Excerpts from an interface dataset:
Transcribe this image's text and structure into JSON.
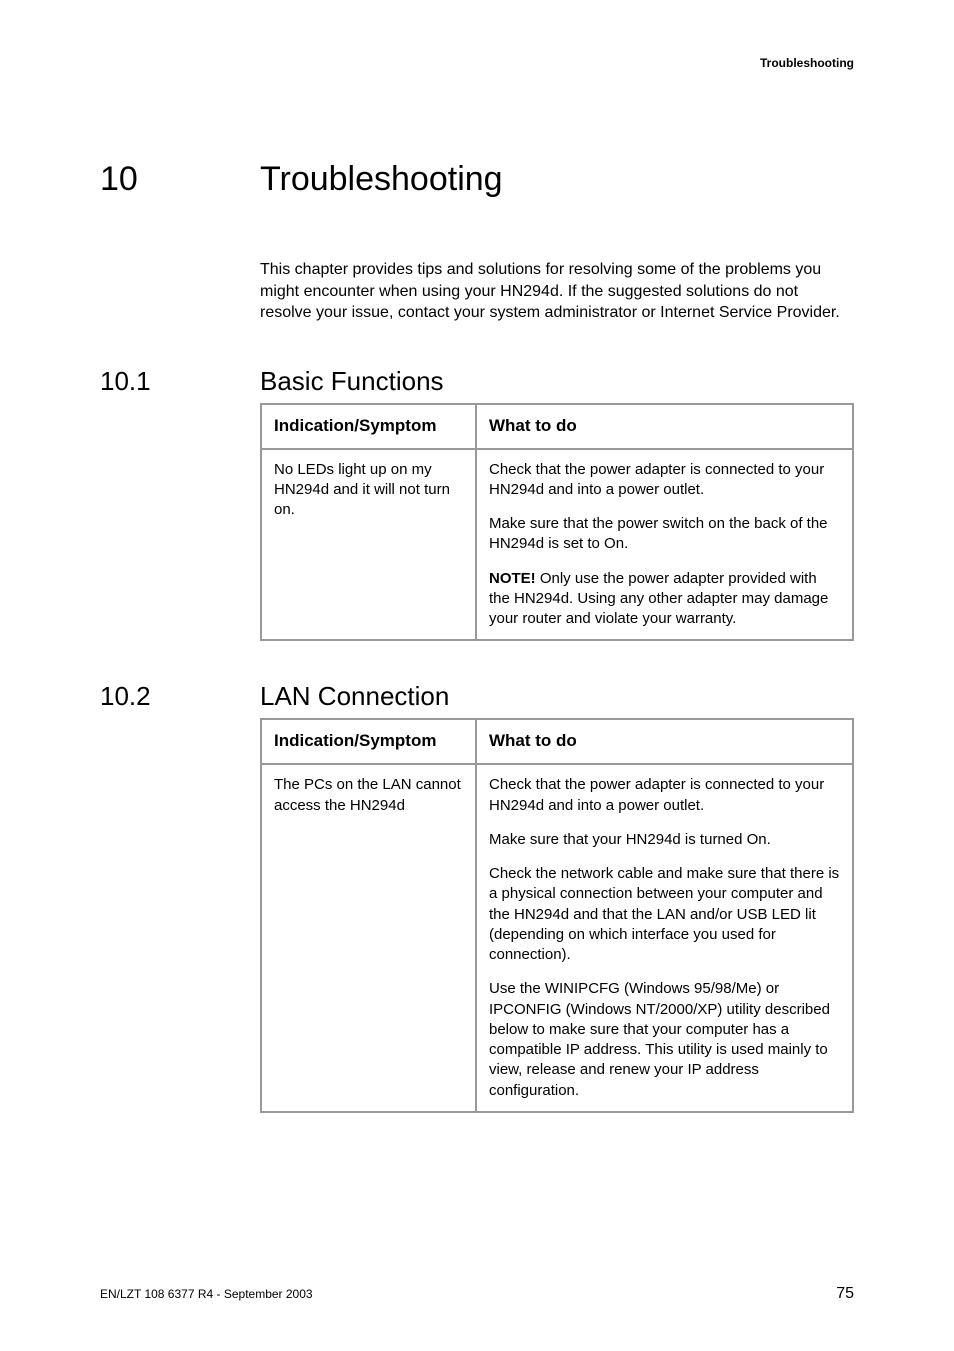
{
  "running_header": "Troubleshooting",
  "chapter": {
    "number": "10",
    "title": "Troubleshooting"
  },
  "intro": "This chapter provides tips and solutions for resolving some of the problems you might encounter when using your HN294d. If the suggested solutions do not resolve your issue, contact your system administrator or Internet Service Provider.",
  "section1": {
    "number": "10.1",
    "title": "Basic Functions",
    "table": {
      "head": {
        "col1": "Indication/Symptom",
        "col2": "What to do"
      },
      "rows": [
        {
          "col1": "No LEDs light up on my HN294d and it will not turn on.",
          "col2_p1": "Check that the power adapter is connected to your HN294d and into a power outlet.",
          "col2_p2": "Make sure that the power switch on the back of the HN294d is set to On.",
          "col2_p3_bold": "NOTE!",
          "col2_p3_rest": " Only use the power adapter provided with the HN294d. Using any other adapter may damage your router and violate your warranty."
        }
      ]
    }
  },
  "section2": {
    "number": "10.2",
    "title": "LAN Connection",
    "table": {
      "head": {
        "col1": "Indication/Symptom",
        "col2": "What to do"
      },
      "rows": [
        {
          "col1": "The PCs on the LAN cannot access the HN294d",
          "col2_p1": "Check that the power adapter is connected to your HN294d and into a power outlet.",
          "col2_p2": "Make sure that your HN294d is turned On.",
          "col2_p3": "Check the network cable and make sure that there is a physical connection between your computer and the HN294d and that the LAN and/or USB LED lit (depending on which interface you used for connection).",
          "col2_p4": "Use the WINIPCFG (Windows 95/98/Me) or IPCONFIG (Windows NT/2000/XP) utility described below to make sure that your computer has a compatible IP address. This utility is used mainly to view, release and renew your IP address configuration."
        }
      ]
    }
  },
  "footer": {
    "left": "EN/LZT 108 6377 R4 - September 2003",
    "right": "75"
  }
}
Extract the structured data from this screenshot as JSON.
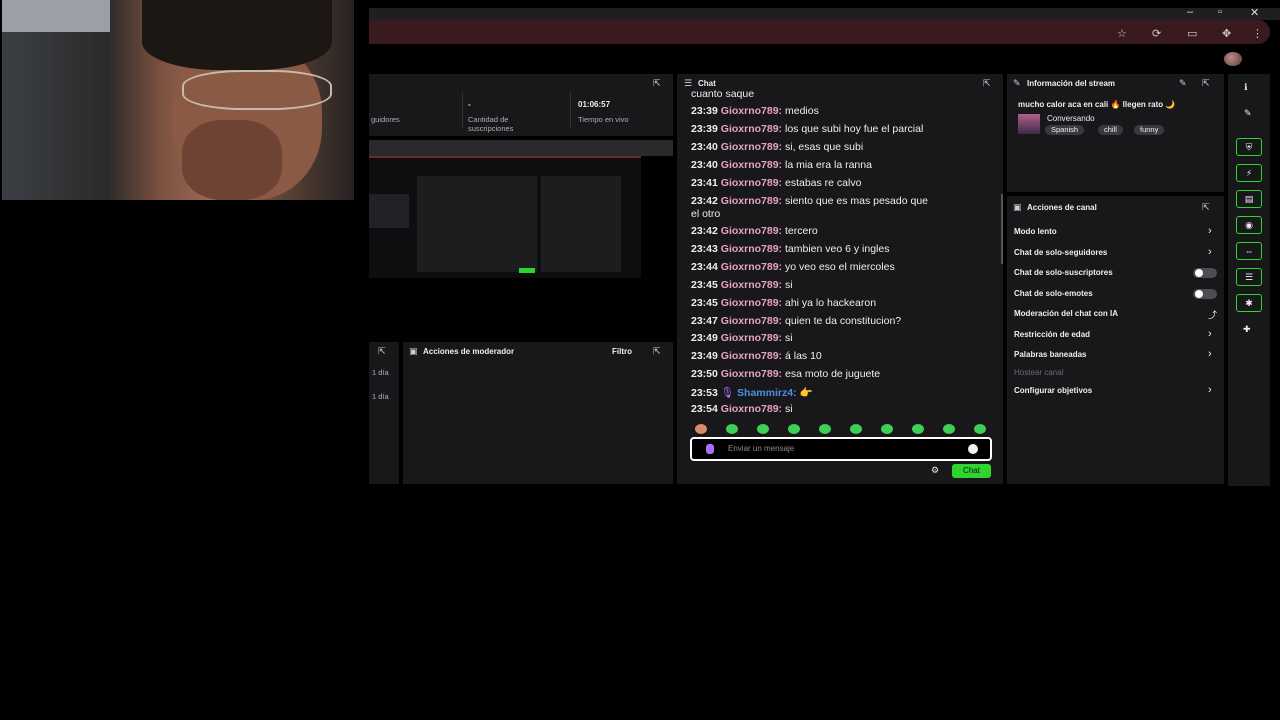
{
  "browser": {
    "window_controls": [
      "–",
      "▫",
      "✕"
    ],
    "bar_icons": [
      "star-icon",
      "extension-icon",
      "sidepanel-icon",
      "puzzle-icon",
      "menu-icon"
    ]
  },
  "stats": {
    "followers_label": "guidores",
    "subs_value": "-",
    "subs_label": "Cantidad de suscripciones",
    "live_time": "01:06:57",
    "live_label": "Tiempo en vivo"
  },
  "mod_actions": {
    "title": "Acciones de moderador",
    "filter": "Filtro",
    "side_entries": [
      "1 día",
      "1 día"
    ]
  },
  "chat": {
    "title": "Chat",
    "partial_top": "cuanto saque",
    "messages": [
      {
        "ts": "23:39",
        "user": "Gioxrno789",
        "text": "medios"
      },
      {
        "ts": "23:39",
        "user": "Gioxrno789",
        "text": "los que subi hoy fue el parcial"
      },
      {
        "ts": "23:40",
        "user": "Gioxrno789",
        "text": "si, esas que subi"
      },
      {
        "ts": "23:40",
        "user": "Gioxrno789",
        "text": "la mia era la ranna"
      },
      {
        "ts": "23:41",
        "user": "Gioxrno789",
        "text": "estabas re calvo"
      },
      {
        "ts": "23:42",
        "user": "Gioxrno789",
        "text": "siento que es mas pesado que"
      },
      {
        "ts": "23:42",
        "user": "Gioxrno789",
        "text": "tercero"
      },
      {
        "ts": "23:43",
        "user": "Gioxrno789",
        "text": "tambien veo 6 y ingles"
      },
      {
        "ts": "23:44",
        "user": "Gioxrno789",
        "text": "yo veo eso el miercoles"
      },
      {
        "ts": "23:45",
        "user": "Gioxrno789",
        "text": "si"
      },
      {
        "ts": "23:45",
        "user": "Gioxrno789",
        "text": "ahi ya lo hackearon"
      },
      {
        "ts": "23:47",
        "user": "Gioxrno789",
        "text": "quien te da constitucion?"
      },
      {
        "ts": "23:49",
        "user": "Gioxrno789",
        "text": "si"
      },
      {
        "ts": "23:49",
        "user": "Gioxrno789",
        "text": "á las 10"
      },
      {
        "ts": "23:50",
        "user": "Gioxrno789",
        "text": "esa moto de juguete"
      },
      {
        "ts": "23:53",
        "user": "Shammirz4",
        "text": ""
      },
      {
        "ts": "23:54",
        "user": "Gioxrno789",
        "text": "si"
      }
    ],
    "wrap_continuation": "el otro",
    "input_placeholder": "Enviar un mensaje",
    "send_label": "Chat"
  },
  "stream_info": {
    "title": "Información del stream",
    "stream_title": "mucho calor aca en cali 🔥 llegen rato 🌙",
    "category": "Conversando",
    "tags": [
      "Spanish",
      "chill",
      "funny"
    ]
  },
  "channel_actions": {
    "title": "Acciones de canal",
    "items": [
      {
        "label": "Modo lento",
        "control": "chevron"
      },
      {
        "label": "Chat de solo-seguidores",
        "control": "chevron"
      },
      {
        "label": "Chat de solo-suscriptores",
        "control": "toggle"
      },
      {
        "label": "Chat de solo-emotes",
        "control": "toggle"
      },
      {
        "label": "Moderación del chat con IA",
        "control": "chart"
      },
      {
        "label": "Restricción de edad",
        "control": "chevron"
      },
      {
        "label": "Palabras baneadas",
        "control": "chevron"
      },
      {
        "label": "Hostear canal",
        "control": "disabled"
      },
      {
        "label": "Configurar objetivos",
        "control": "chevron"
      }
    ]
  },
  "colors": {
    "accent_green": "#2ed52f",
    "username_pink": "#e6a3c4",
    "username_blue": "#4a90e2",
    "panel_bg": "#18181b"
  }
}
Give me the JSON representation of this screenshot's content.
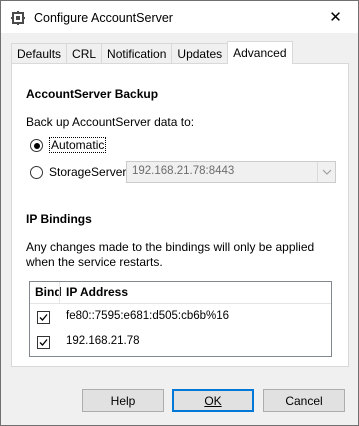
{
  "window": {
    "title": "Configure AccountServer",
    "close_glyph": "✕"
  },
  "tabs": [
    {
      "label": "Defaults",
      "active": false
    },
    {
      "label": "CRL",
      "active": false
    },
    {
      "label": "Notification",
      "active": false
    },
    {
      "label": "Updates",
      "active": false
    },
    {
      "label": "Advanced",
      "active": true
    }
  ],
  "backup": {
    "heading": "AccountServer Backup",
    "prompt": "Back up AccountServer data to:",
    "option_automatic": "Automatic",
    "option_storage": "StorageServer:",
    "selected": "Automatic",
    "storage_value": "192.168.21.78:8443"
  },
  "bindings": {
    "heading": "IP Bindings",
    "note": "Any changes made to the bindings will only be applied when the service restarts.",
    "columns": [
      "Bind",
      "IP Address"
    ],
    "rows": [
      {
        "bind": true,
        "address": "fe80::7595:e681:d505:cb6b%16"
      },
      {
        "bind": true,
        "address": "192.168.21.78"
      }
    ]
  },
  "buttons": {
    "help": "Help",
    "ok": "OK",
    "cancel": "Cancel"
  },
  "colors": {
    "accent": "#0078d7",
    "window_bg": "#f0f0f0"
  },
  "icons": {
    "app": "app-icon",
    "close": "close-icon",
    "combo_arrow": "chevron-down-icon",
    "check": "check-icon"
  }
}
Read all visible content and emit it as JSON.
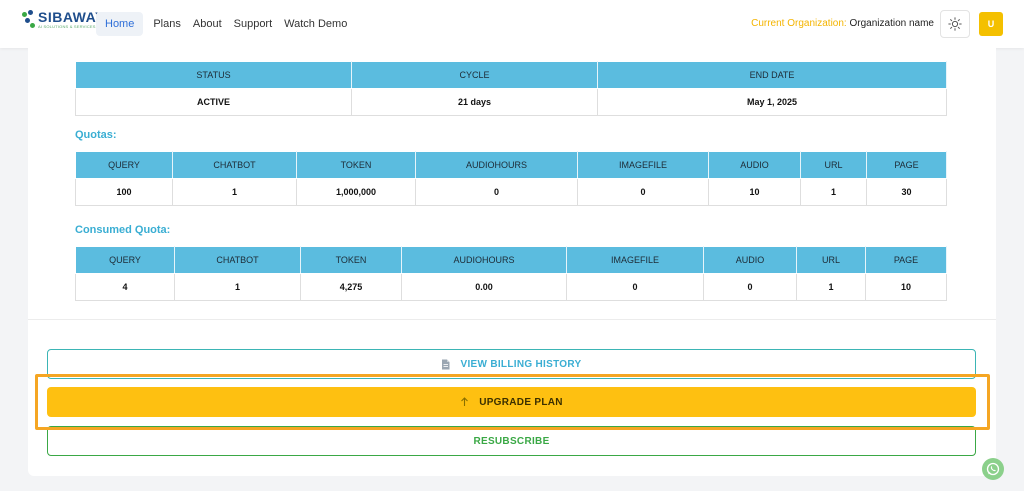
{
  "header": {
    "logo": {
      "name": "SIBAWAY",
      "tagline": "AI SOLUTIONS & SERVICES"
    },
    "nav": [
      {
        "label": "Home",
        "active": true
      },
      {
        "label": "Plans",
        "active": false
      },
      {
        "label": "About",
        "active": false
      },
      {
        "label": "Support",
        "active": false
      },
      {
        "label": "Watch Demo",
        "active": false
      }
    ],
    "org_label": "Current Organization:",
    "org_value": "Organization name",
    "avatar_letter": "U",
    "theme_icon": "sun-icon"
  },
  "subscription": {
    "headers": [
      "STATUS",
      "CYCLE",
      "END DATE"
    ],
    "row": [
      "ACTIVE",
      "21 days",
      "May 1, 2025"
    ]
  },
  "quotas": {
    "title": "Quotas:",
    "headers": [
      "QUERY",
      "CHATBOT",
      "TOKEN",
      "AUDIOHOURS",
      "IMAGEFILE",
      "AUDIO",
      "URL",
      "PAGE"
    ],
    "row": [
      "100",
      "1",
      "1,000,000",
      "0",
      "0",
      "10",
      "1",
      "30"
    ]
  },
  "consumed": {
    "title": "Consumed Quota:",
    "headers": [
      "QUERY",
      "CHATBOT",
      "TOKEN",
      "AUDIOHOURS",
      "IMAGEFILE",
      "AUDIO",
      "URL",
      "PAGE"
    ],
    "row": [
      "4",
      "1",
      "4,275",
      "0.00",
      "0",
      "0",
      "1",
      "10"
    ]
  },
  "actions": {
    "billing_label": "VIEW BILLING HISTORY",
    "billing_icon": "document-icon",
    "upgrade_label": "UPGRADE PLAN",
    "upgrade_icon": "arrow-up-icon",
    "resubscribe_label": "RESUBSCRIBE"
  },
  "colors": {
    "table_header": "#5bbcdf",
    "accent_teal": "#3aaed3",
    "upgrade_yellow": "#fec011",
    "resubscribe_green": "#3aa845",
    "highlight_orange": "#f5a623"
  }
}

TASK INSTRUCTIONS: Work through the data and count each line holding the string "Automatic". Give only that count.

TASK ANSWER: 2